• About this task
Where in the entries below does "username" appear? Copy every line that has it.

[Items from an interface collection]

**********

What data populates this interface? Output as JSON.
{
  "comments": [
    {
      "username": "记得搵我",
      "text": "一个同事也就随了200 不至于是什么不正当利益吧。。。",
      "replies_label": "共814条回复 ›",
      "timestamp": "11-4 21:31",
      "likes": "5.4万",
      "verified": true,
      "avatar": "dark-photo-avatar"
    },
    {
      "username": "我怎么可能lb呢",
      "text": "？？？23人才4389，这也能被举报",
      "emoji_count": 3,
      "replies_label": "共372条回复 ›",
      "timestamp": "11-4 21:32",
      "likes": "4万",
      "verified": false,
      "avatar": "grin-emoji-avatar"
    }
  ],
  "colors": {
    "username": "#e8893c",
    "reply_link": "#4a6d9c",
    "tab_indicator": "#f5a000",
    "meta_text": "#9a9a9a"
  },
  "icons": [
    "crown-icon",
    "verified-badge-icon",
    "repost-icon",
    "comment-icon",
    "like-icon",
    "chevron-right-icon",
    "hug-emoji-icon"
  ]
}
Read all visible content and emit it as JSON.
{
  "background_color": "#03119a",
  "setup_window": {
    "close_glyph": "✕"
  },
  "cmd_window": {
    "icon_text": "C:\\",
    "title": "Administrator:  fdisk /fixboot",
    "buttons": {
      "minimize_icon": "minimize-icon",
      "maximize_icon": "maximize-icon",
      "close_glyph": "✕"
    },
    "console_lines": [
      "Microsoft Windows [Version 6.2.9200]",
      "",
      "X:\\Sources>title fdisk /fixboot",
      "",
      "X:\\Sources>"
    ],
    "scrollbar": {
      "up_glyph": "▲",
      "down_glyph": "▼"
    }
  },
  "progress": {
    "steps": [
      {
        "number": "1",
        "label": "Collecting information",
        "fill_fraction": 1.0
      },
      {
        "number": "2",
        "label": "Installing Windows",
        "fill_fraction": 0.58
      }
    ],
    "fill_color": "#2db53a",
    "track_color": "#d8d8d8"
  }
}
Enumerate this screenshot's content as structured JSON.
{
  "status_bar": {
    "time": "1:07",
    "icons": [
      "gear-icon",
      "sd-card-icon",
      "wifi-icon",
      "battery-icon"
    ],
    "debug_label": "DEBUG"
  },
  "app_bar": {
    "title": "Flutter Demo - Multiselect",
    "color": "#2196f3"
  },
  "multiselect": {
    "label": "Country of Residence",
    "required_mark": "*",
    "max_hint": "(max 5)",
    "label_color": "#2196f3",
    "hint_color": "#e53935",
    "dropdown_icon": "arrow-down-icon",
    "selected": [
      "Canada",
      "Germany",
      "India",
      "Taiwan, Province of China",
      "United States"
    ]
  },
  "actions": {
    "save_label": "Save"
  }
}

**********

• Exercise output
      "username": "记得搵我",
      "username": "我怎么可能lb呢",
    "username": "#e8893c",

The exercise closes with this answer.